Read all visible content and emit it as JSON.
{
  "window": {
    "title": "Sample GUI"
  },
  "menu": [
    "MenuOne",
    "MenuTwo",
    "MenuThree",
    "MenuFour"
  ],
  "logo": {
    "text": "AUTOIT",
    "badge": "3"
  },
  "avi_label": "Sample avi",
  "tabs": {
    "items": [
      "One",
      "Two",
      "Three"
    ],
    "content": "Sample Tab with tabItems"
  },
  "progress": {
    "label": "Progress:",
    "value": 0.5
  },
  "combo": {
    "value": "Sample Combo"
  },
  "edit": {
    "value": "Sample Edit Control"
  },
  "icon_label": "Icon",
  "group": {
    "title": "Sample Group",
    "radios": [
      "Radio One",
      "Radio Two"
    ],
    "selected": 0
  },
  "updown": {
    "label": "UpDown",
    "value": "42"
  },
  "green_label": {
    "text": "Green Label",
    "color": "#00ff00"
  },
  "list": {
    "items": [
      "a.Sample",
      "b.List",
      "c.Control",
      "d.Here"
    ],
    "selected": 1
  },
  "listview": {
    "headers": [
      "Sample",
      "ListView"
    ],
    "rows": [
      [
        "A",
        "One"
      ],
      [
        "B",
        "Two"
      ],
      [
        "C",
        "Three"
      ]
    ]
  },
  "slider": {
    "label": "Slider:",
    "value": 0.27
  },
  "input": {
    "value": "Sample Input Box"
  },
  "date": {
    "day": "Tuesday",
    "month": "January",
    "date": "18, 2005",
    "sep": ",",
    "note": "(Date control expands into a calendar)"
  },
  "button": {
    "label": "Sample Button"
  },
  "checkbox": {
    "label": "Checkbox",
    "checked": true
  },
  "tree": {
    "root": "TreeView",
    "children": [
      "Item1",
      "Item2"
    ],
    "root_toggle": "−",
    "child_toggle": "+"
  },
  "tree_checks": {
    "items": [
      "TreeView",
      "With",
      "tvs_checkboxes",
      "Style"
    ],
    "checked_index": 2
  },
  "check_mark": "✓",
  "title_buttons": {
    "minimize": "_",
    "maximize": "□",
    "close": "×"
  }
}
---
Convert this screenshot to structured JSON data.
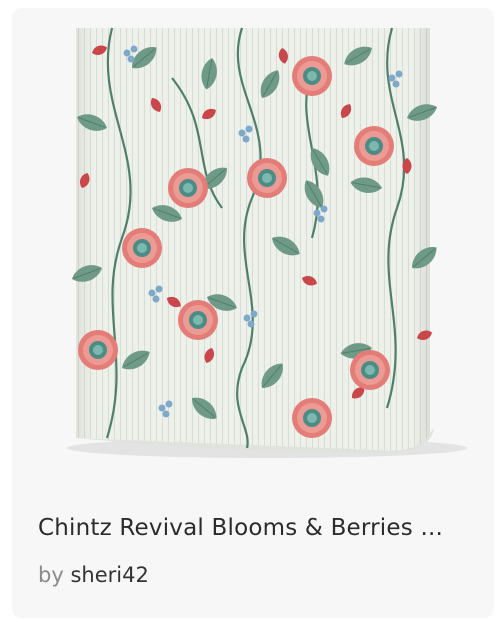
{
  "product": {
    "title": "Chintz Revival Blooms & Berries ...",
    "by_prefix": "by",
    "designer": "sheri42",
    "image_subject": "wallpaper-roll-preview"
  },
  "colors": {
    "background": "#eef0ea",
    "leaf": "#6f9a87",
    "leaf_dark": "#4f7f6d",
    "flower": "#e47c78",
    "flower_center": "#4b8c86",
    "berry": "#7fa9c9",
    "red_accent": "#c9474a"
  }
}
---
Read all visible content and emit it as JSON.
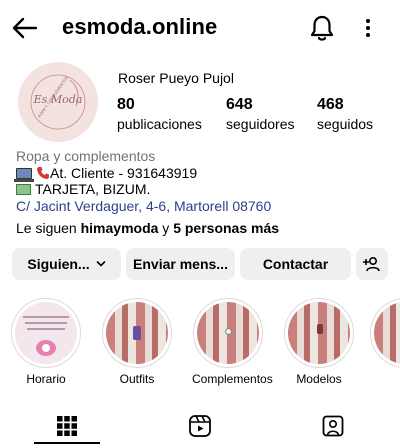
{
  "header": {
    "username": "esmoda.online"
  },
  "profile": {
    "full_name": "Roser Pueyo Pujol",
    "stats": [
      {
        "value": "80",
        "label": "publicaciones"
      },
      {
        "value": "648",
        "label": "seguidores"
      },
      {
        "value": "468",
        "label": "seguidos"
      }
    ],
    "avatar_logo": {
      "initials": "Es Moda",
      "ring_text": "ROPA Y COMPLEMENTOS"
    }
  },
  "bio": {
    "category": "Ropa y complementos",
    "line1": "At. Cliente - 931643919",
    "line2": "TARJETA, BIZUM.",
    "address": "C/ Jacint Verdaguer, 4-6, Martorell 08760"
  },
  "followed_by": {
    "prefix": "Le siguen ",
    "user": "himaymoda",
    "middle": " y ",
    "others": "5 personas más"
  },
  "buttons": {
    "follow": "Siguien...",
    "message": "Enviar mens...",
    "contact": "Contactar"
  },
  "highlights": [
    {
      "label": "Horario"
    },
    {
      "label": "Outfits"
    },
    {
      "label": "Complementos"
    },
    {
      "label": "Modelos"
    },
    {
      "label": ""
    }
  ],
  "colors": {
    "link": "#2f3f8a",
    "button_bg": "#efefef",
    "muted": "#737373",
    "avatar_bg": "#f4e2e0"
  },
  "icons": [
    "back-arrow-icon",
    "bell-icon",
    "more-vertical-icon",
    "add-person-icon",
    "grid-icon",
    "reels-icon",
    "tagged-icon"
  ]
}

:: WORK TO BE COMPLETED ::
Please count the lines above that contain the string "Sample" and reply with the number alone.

:: COMPLETED EXERCISE ::
10